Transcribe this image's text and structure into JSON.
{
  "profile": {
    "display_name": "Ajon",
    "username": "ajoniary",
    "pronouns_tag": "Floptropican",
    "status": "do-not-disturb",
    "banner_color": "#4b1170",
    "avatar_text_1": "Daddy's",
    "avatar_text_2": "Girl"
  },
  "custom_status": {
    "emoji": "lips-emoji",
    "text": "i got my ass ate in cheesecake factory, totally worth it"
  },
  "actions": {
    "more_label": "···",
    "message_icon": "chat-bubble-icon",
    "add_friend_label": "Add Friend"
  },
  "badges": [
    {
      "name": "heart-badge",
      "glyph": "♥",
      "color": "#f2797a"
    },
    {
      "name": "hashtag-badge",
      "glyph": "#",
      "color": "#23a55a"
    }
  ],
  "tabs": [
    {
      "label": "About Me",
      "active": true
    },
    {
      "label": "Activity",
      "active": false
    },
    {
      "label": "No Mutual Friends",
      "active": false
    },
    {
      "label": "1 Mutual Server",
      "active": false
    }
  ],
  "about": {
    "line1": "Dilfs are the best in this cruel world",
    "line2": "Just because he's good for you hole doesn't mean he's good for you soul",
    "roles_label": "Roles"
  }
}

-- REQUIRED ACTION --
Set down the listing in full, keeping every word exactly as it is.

-- TASK ANSWER --
Transcribe this image's text and structure into JSON.
{
  "profile": {
    "display_name": "Ajon",
    "username": "ajoniary",
    "pronouns_tag": "Floptropican",
    "status": "do-not-disturb",
    "banner_color": "#4b1170",
    "avatar_text_1": "Daddy's",
    "avatar_text_2": "Girl"
  },
  "custom_status": {
    "emoji": "lips-emoji",
    "text": "i got my ass ate in cheesecake factory, totally worth it"
  },
  "actions": {
    "more_label": "···",
    "message_icon": "chat-bubble-icon",
    "add_friend_label": "Add Friend"
  },
  "badges": [
    {
      "name": "heart-badge",
      "glyph": "♥",
      "color": "#f2797a"
    },
    {
      "name": "hashtag-badge",
      "glyph": "#",
      "color": "#23a55a"
    }
  ],
  "tabs": [
    {
      "label": "About Me",
      "active": true
    },
    {
      "label": "Activity",
      "active": false
    },
    {
      "label": "No Mutual Friends",
      "active": false
    },
    {
      "label": "1 Mutual Server",
      "active": false
    }
  ],
  "about": {
    "line1": "Dilfs are the best in this cruel world",
    "line2": "Just because he's good for you hole doesn't mean he's good for you soul",
    "roles_label": "Roles"
  }
}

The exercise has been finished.